This article was originally published on NBCLatino.com, and was nominated for a 2014 NASW Media Award.

Latina Leaders: Optometrist and philanthropist says if you don’t like your job, volunteer

Owner of AshramChic, Veronica Ruelas (center) with business partners – her sister, Jennifer Ruelas-Lauro (left) and Caroline Abramo (right) (Photo/Kristina Puga)

Owner of AshramChic, Veronica Ruelas (center) with business partners – her sister, Jennifer Ruelas-Lauro (left) and Caroline Abramo (right) (Photo/Kristina Puga)

For Veronica Ruelas, it was just a matter of seeing life through a different pair of glasses. She says she didn’t always love her job as an optometrist. It took her having an “Eat, Pray, Love”moment and deciding to study yoga in India, four years ago, which changed her perspective on her life and career.

Today, she is not only an optometrist at ArtSee Eyewear in New York City’s Financial District, she also founded Third Eye Vision – a sustainable clinic where international doctors can come to treat and provide training to the local hospital doctors and staff in an underdeveloped section of India. In order to run this clinic at no cost to patients, she started her own line of ashram clothing and accessories called AshramChic.

“I wasn’t happy with what I was doing for a living so I started googling ashrams,” says the 40-year-old New Yorker. “Before I knew it, I was on my way to an ashram in the Bahamas with a tent — the chicest tent I could find.”

The tall, half Dominican and half Puerto Rican-Mexican doctor, who grew up in a rural part of New York, seems to do everything with a natural sense of style and elegance.

“I wanted to make sure if I was having epiphanies, it’d be in a nice place,” says the fashionably colorful Ruelas.

She says four years ago, her yoga missions became her focus. She lived like a gypsy for about two and a half years, putting her belongings in storage and traveling from ashram to ashram. During this time, she learned the karmic yoga principle of giving back.

“As soon as I started volunteering is when I started falling in love with my career,” says Ruelas. “I had a renewed passion when I wasn’t getting paid for it.”

She says now, when she hears people complaining they don’t like their job, she tells them to start volunteering.

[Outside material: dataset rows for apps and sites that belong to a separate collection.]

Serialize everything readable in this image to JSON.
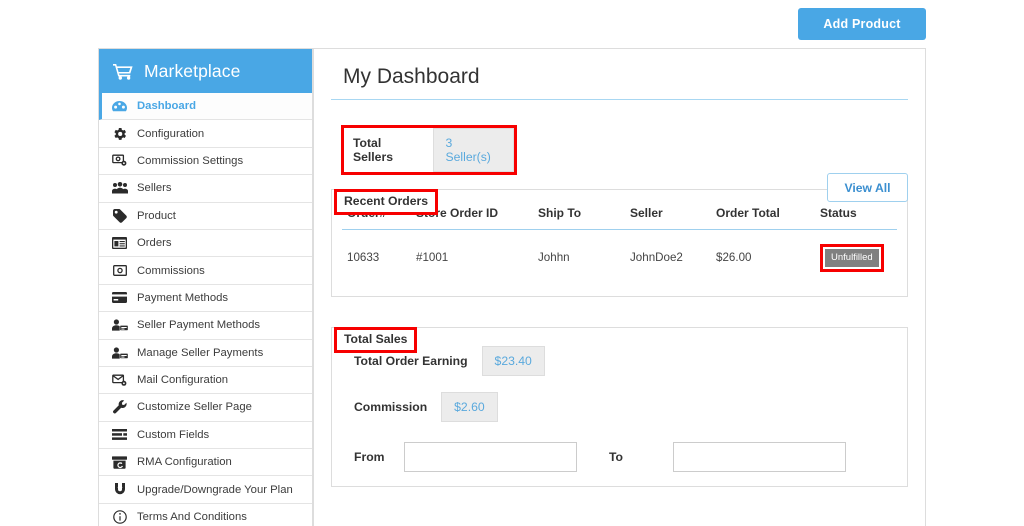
{
  "topbar": {
    "add_product_label": "Add Product"
  },
  "sidebar": {
    "brand": "Marketplace",
    "brand_icon": "shopping-cart-icon",
    "items": [
      {
        "label": "Dashboard",
        "icon": "dashboard-icon",
        "active": true
      },
      {
        "label": "Configuration",
        "icon": "gear-icon",
        "active": false
      },
      {
        "label": "Commission Settings",
        "icon": "money-gear-icon",
        "active": false
      },
      {
        "label": "Sellers",
        "icon": "users-icon",
        "active": false
      },
      {
        "label": "Product",
        "icon": "tag-icon",
        "active": false
      },
      {
        "label": "Orders",
        "icon": "list-box-icon",
        "active": false
      },
      {
        "label": "Commissions",
        "icon": "money-icon",
        "active": false
      },
      {
        "label": "Payment Methods",
        "icon": "credit-card-icon",
        "active": false
      },
      {
        "label": "Seller Payment Methods",
        "icon": "user-card-icon",
        "active": false
      },
      {
        "label": "Manage Seller Payments",
        "icon": "user-card-icon",
        "active": false
      },
      {
        "label": "Mail Configuration",
        "icon": "mail-gear-icon",
        "active": false
      },
      {
        "label": "Customize Seller Page",
        "icon": "wrench-icon",
        "active": false
      },
      {
        "label": "Custom Fields",
        "icon": "rows-icon",
        "active": false
      },
      {
        "label": "RMA Configuration",
        "icon": "package-return-icon",
        "active": false
      },
      {
        "label": "Upgrade/Downgrade Your Plan",
        "icon": "upgrade-icon",
        "active": false
      },
      {
        "label": "Terms And Conditions",
        "icon": "info-circle-icon",
        "active": false
      }
    ]
  },
  "main": {
    "page_title": "My Dashboard",
    "total_sellers": {
      "label": "Total Sellers",
      "value": "3 Seller(s)"
    },
    "recent_orders": {
      "section_label": "Recent Orders",
      "view_all_label": "View All",
      "columns": [
        "Order#",
        "Store Order ID",
        "Ship To",
        "Seller",
        "Order Total",
        "Status"
      ],
      "rows": [
        {
          "order_number": "10633",
          "store_order_id": "#1001",
          "ship_to": "Johhn",
          "seller": "JohnDoe2",
          "order_total": "$26.00",
          "status": "Unfulfilled"
        }
      ]
    },
    "total_sales": {
      "section_label": "Total Sales",
      "total_order_earning_label": "Total Order Earning",
      "total_order_earning_value": "$23.40",
      "commission_label": "Commission",
      "commission_value": "$2.60",
      "from_label": "From",
      "from_value": "",
      "from_placeholder": "",
      "to_label": "To",
      "to_value": "",
      "to_placeholder": ""
    }
  },
  "colors": {
    "brand_blue": "#49a7e5",
    "highlight_red": "#f70000",
    "status_gray": "#808080",
    "pill_bg": "#ececec",
    "pill_text": "#5aa9dd"
  }
}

“Life is very fair that way,” she says. “It shows what you put out, you get back. It’s a very balanced equation.”

She says she originally chose the field of optometry as arbitrarily as she was choosing what dress to wear. The only thing she says she was sure of was she wanted to be a professional.

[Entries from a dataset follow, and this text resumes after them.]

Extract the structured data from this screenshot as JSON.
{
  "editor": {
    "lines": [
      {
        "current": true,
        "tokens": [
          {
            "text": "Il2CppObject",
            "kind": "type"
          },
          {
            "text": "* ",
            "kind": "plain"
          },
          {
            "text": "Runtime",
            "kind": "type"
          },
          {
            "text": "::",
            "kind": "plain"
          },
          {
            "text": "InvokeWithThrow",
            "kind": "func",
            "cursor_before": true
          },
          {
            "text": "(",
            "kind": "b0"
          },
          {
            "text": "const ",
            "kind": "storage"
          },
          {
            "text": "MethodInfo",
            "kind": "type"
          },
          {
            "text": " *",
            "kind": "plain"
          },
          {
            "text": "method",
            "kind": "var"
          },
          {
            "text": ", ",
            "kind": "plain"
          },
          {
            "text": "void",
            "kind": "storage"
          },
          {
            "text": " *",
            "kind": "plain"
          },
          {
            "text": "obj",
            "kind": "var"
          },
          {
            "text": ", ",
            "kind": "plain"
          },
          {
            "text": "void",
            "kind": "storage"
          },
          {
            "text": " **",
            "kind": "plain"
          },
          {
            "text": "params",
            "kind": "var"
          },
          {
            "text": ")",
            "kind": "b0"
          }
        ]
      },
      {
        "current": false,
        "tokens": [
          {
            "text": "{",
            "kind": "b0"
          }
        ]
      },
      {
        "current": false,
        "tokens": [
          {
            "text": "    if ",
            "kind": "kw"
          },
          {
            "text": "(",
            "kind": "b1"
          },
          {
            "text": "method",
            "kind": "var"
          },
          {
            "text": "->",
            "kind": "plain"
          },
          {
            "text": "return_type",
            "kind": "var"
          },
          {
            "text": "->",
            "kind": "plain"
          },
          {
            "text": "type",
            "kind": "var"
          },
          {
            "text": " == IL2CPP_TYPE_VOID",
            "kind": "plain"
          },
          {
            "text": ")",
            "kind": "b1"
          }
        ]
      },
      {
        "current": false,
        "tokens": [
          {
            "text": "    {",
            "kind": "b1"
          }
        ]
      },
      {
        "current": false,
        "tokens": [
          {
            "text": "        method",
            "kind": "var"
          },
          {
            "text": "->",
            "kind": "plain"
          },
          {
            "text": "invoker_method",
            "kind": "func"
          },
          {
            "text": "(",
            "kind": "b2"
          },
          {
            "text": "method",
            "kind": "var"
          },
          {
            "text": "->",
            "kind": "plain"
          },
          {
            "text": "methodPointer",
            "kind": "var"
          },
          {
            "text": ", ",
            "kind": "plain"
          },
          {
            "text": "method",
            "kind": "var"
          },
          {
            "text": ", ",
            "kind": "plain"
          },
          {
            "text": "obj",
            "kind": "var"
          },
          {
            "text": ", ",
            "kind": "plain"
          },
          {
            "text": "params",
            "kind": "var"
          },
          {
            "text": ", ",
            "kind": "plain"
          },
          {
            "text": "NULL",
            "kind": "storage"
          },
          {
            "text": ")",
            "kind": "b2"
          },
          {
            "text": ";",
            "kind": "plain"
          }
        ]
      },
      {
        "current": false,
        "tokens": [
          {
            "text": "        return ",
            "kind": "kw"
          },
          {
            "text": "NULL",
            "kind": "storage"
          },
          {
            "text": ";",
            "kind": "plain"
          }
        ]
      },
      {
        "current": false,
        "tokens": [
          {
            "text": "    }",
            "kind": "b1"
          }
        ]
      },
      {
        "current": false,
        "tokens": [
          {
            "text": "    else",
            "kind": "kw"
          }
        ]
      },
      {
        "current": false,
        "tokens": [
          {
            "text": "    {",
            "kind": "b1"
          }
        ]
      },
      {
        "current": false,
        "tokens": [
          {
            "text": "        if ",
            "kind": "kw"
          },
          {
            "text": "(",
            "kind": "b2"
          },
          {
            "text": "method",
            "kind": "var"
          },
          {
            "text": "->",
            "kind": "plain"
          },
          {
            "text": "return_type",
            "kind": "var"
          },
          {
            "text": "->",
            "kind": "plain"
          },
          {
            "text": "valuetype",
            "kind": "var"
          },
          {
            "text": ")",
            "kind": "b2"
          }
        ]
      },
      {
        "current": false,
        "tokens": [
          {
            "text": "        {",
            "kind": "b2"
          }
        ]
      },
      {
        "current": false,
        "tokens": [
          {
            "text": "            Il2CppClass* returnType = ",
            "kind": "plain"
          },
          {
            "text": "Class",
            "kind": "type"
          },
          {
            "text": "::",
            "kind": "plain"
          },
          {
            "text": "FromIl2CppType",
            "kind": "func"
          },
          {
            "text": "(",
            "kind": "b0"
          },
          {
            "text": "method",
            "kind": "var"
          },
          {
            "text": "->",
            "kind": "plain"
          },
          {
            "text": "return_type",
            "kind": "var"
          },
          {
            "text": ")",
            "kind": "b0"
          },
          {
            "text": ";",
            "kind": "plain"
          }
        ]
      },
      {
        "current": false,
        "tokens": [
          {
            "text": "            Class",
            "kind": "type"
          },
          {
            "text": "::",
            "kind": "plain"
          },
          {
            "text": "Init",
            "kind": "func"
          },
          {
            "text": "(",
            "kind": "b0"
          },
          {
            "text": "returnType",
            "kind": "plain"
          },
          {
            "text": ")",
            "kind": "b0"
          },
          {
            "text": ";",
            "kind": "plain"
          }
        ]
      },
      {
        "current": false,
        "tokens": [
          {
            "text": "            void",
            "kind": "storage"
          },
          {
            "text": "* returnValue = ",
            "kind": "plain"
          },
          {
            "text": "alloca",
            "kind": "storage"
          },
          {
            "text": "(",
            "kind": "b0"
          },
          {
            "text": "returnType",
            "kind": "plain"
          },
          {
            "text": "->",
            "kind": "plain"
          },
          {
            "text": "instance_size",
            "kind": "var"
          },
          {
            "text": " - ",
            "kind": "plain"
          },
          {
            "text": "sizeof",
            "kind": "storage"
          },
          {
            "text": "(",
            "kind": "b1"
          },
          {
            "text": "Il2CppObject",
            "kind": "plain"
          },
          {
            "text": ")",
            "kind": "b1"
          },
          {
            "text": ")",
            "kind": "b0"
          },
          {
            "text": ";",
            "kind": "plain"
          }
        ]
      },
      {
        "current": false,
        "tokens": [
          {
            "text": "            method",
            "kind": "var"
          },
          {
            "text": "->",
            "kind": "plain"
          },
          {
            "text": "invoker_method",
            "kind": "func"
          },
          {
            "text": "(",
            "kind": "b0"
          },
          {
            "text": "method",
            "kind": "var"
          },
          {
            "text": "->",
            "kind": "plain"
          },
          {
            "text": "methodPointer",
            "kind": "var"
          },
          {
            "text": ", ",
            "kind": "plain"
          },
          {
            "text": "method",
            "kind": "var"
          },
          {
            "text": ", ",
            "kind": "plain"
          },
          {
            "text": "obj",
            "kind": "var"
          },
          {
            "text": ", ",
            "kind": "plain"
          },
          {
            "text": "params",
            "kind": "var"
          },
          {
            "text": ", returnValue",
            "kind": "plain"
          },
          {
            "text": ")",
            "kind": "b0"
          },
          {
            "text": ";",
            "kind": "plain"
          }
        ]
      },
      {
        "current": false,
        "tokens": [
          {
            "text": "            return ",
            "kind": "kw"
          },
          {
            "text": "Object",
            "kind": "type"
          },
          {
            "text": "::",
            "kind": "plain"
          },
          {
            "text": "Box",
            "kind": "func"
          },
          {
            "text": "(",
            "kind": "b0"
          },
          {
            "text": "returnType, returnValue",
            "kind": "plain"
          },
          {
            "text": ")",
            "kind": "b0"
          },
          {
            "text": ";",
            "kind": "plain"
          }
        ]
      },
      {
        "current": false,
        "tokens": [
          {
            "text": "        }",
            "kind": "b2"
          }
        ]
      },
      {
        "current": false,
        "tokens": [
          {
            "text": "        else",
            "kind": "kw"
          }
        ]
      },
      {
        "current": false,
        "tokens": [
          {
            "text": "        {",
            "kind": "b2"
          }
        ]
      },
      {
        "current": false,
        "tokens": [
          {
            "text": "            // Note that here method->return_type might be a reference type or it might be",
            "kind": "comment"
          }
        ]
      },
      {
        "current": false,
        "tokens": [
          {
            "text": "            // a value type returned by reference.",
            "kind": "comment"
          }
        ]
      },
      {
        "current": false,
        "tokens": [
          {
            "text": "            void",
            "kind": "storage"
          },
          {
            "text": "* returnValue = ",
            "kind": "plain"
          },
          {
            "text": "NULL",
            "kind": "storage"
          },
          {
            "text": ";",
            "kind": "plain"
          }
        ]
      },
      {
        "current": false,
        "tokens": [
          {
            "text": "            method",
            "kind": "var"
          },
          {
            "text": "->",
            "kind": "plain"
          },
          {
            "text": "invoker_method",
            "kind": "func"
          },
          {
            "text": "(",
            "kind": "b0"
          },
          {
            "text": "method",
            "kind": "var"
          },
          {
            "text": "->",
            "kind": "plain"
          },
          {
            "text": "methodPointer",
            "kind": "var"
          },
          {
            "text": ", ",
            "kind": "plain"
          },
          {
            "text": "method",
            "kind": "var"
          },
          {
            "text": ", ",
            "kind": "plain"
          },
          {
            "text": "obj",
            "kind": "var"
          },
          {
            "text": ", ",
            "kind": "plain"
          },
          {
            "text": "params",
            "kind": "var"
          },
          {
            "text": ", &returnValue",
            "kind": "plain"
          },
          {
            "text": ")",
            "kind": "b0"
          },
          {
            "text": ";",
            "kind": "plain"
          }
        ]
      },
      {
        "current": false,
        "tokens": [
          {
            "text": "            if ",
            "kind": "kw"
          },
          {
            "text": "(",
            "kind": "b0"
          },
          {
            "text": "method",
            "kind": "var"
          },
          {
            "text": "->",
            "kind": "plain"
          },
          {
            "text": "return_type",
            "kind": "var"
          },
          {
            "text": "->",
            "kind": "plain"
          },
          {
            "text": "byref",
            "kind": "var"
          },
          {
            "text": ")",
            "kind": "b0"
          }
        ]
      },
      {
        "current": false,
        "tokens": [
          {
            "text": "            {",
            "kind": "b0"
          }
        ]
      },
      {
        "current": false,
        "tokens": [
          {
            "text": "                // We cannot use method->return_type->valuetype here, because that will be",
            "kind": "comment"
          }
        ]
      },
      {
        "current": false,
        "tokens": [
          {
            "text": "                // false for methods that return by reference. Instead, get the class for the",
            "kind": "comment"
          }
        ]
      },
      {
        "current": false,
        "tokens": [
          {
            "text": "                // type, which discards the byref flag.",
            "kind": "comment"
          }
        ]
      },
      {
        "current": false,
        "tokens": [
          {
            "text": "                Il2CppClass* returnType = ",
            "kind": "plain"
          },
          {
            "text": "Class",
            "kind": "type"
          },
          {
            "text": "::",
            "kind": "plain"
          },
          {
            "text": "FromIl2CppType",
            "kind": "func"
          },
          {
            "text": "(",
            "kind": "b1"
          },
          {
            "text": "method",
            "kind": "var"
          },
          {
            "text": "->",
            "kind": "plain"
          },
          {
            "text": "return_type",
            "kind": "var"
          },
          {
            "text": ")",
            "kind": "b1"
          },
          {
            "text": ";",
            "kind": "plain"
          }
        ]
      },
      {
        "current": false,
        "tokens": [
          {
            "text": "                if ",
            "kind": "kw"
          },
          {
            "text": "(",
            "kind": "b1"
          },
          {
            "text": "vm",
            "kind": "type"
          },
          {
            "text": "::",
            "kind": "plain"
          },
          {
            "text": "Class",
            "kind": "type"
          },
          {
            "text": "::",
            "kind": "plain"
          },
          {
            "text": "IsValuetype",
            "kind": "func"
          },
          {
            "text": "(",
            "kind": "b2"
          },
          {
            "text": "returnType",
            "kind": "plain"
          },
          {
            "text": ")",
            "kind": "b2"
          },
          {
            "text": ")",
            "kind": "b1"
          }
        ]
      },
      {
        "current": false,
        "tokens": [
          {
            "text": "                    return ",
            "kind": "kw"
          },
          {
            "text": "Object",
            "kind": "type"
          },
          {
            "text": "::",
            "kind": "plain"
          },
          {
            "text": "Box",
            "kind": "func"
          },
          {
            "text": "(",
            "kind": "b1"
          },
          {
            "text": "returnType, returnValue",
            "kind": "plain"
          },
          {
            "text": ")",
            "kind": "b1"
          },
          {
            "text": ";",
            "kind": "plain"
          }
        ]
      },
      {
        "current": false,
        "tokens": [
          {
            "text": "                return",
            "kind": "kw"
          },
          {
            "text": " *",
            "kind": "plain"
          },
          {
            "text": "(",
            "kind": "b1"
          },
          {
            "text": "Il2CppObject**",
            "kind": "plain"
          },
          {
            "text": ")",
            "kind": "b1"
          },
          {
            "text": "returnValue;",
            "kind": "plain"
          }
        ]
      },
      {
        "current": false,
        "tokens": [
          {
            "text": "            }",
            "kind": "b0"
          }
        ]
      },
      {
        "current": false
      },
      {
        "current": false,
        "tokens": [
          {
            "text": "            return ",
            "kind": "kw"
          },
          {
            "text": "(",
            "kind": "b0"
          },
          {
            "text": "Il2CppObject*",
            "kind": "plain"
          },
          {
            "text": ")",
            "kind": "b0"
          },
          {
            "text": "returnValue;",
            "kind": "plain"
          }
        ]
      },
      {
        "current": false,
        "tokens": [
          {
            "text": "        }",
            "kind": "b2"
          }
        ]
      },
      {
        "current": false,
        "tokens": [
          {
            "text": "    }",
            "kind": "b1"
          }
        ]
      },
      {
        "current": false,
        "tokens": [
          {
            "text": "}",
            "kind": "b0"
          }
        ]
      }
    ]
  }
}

“To know what you want to do, you really have to know yourself,” says Ruelas who just now feels she is fulfilling her destiny.

During the last year and a half, she says she feels like she has finally made a home for herself in New York City.

“I wake up at about 5:30am, and I make hot water with lemon,” says Ruelas about her daily yoga morning ritual. “Then I meditate – sometimes only five minutes…I write in a diary the things I’m grateful for and then set my mantra for the day.”

Mantras such as, “I am fun,” and “I am patient,” is a central point to Ruelas’ life and business. Not only does she pick one for herself every day, she also includes them on the brightly-colored beaded bracelets she makes for Ashram Chic.

Most of the time she says she reminds herself to “Go slow.”

She says this is very important in keeping herself balanced while running her three companies.

“I talk to banking guys about meditation,” says Ruelas about the difference just taking 10 minutes to breathe slowly at your desk can make. “Now I realize when you pause, you get more done. You’re more focused.”

She says we also have so much to learn from our abuelitas.

“Abuelitas are the biggest karmic yogis,” says Ruelas. “They put their dreams aside for us…yoga in its highest form is giving back.”

She says when you start helping others, you don’t think about your problems anymore, and answers come.

“Don’t give up, follow your heart, and volunteer,” recommends Ruelas. “Go back to what you wanted to be when you were little. Do what you enjoy doing and help others do it…Show up, let go, and watch the outcome.”

Uttarkashi 2011 from ThirdEyeVision on Vimeo.

Originally published on NBCLatino.com